Most of the 10,000 babies born every hour are going to grow up in urban settlements: more than half the world’s population now live in cities, and that will rise to 70% by 2050. Megacities – with more than 10 million inhabitants – are springing up across the globe, particularly in developing countries. In 1985, there were only nine megacities Today, there are 26.
But as we brace ourselves for the future challenges posed by overpopulation, the residents of Manila are already living with them. This is the city where the statistics come alive. Greater Manila is home to 20 million people, rising by another quarter of a million every year. It’s a place of great economic extremes, and space and privacy are luxuries only afforded to Manila’s wealthy elite. A third of Manilans live cheek by jowl in makeshift settlements on any bit of spare land – under bridges, next to railway lines, beside flood defences as well as cemeteries. These are ordinary people, often with reasonably paid jobs, who can only afford to live in battery conditions if they want to stay in the city.

No baby should ever be born simply because irresponsible parents simply wanted sex nine months before.

 The stupid Pinoy "macho" thinks that having many kids,wanted or unwanted,with his wife or with his mistresses, is a badge of honor with his barkadas.
Overpopulation is a condition where an organism's numbers exceed the carrying capacity of its habitat.
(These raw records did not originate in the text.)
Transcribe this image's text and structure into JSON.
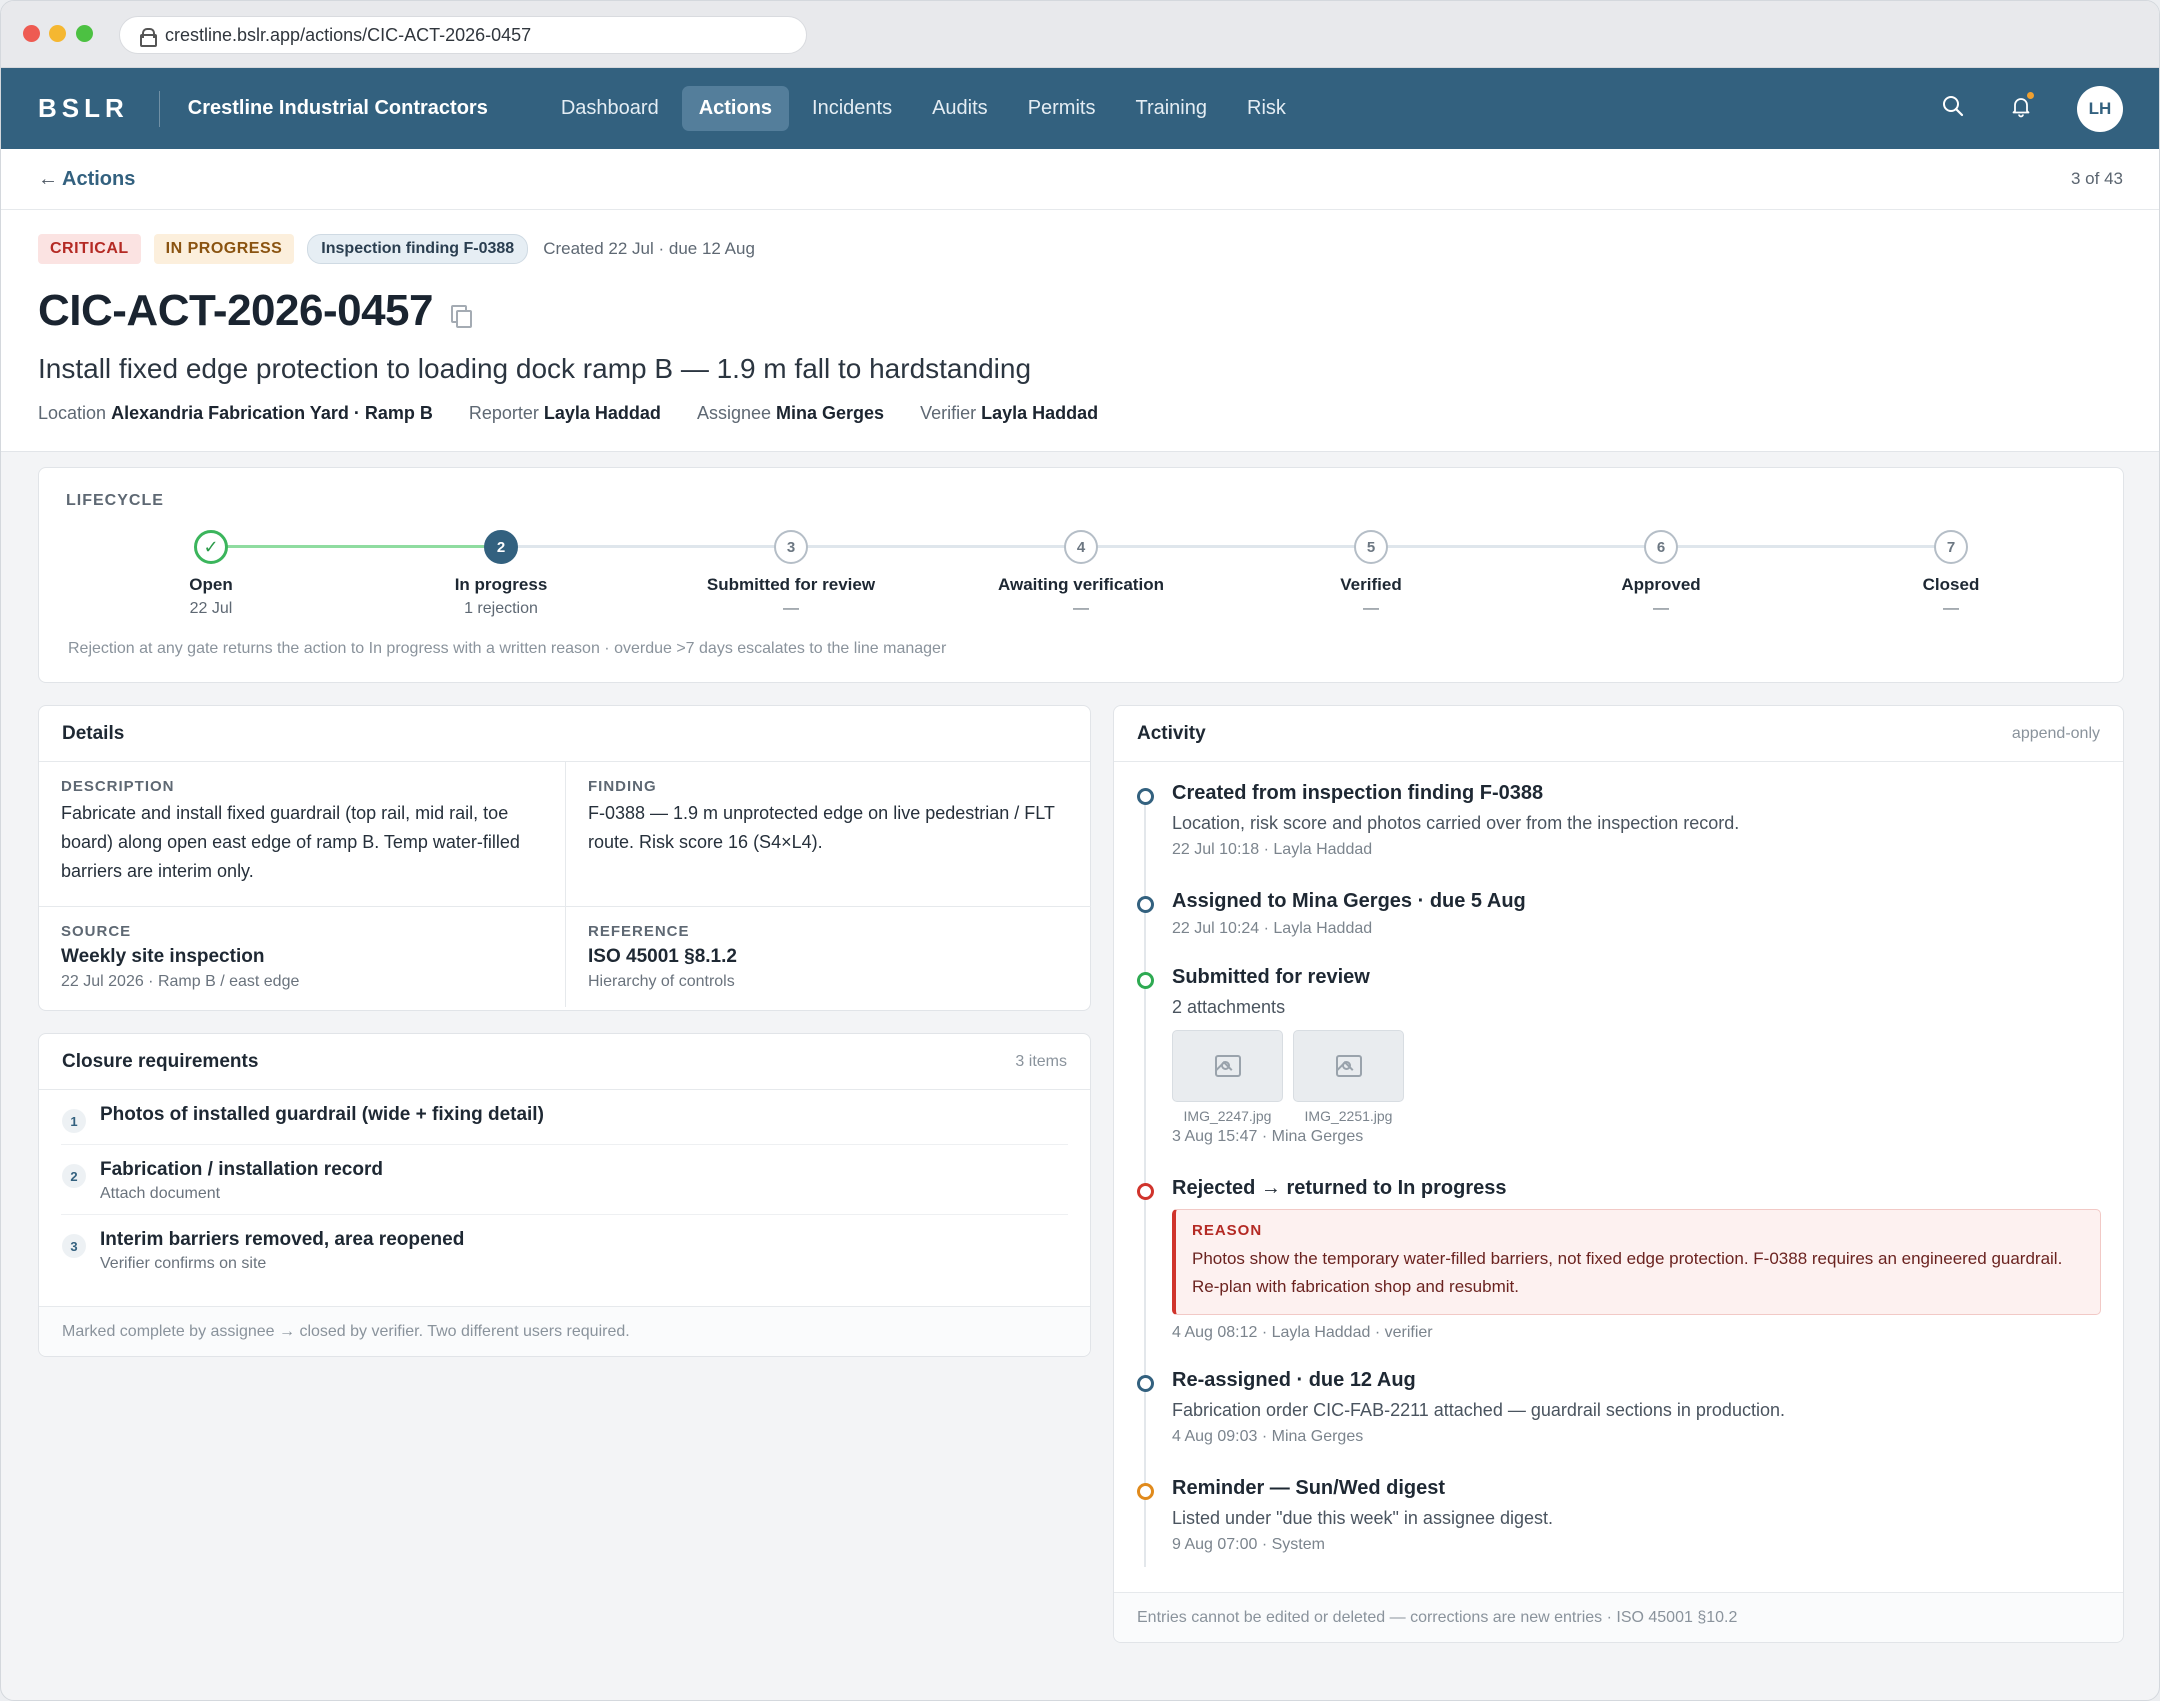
{
  "browser": {
    "url": "crestline.bslr.app/actions/CIC-ACT-2026-0457"
  },
  "nav": {
    "brand": "BSLR",
    "org": "Crestline Industrial Contractors",
    "links": [
      "Dashboard",
      "Actions",
      "Incidents",
      "Audits",
      "Permits",
      "Training",
      "Risk"
    ],
    "active": "Actions",
    "user_initials": "LH"
  },
  "back": {
    "label": "Actions",
    "arrow": "←",
    "pager": "3 of 43"
  },
  "header": {
    "severity": "CRITICAL",
    "status": "IN PROGRESS",
    "finding_chip": "Inspection finding F-0388",
    "created": "Created 22 Jul · due 12 Aug",
    "id": "CIC-ACT-2026-0457",
    "title": "Install fixed edge protection to loading dock ramp B — 1.9 m fall to hardstanding",
    "meta": [
      {
        "label": "Location",
        "value": "Alexandria Fabrication Yard · Ramp B"
      },
      {
        "label": "Reporter",
        "value": "Layla Haddad"
      },
      {
        "label": "Assignee",
        "value": "Mina Gerges"
      },
      {
        "label": "Verifier",
        "value": "Layla Haddad"
      }
    ]
  },
  "lifecycle": {
    "label": "LIFECYCLE",
    "steps": [
      {
        "num": "✓",
        "label": "Open",
        "sub": "22 Jul",
        "state": "done"
      },
      {
        "num": "2",
        "label": "In progress",
        "sub": "1 rejection",
        "state": "current"
      },
      {
        "num": "3",
        "label": "Submitted for review",
        "sub": "—",
        "state": "todo"
      },
      {
        "num": "4",
        "label": "Awaiting verification",
        "sub": "—",
        "state": "todo"
      },
      {
        "num": "5",
        "label": "Verified",
        "sub": "—",
        "state": "todo"
      },
      {
        "num": "6",
        "label": "Approved",
        "sub": "—",
        "state": "todo"
      },
      {
        "num": "7",
        "label": "Closed",
        "sub": "—",
        "state": "todo"
      }
    ],
    "note": "Rejection at any gate returns the action to In progress with a written reason · overdue >7 days escalates to the line manager"
  },
  "details": {
    "title": "Details",
    "description_label": "DESCRIPTION",
    "description": "Fabricate and install fixed guardrail (top rail, mid rail, toe board) along open east edge of ramp B. Temp water-filled barriers are interim only.",
    "finding_label": "FINDING",
    "finding": "F-0388 — 1.9 m unprotected edge on live pedestrian / FLT route. Risk score 16 (S4×L4).",
    "source_label": "SOURCE",
    "source": "Weekly site inspection",
    "source_sub": "22 Jul 2026 · Ramp B / east edge",
    "reference_label": "REFERENCE",
    "reference": "ISO 45001 §8.1.2",
    "reference_sub": "Hierarchy of controls"
  },
  "closure": {
    "title": "Closure requirements",
    "count": "3 items",
    "items": [
      {
        "num": "1",
        "title": "Photos of installed guardrail (wide + fixing detail)",
        "sub": ""
      },
      {
        "num": "2",
        "title": "Fabrication / installation record",
        "sub": "Attach document"
      },
      {
        "num": "3",
        "title": "Interim barriers removed, area reopened",
        "sub": "Verifier confirms on site"
      }
    ],
    "footer": "Marked complete by assignee → closed by verifier. Two different users required."
  },
  "activity": {
    "title": "Activity",
    "mode": "append-only",
    "entries": [
      {
        "title": "Created from inspection finding F-0388",
        "text": "Location, risk score and photos carried over from the inspection record.",
        "meta": "22 Jul 10:18 · Layla Haddad"
      },
      {
        "title": "Assigned to Mina Gerges · due 5 Aug",
        "meta": "22 Jul 10:24 · Layla Haddad"
      },
      {
        "title": "Submitted for review",
        "text": "2 attachments",
        "attachments": [
          "IMG_2247.jpg",
          "IMG_2251.jpg"
        ],
        "meta": "3 Aug 15:47 · Mina Gerges"
      },
      {
        "title": "Rejected → returned to In progress",
        "reason_label": "REASON",
        "reason": "Photos show the temporary water-filled barriers, not fixed edge protection. F-0388 requires an engineered guardrail. Re-plan with fabrication shop and resubmit.",
        "meta": "4 Aug 08:12 · Layla Haddad · verifier"
      },
      {
        "title": "Re-assigned · due 12 Aug",
        "text": "Fabrication order CIC-FAB-2211 attached — guardrail sections in production.",
        "meta": "4 Aug 09:03 · Mina Gerges"
      },
      {
        "title": "Reminder — Sun/Wed digest",
        "text": "Listed under \"due this week\" in assignee digest.",
        "meta": "9 Aug 07:00 · System"
      }
    ],
    "footer": "Entries cannot be edited or deleted — corrections are new entries · ISO 45001 §10.2"
  },
  "colors": {
    "nav": "#33617f",
    "critical": "#b42a24",
    "success": "#2eaa52",
    "warning": "#e08a1c"
  }
}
The term often refers to the relationship between the human population and its environment, the Earth.[1] Steve Jones, head of the biology department at University College London, has said, "Humans are 10,000 times more common than we should be, according to the rules of the animal kingdom, and we have agriculture to thank for that.
The scientific consensus is that the current population expansion and accompanying increase in usage of resources is linked to threats to the ecosystem. The InterAcademy Panel Statement on Population Growth, which was ratified by 58 member national academies in 1994, called the growth in human numbers "unprecedented", and stated that many environmental problems, such as rising levels of atmospheric carbon dioxide, global warming, and pollution, were aggravated by the population expansion.[7] At the time, the world population stood at 5.5 billion, and optimistic scenarios predicted a peak of 7.8 billion by 2050, a number that current estimates show will be reached around 2030.[8]
By 2050 (Medium variant), India will have 1.6 billion people, China 1.4 billion, United States 439 million, Pakistan 309 million, Indonesia 280 million, Nigeria 259 million, Bangladesh 258 million, Brazil 245 million, Democratic Republic of the Congo 189 million, Ethiopia 185 million, Philippines141 million, Mexico 132 million, Egypt 125 million, Vietnam 120 million, Russia 109 million, Japan 103 million, Iran 100 million, Turkey 99 million, Uganda 93 million, Tanzania 85 million, Kenya 85 million and United Kingdom 80 million.From Wikipedia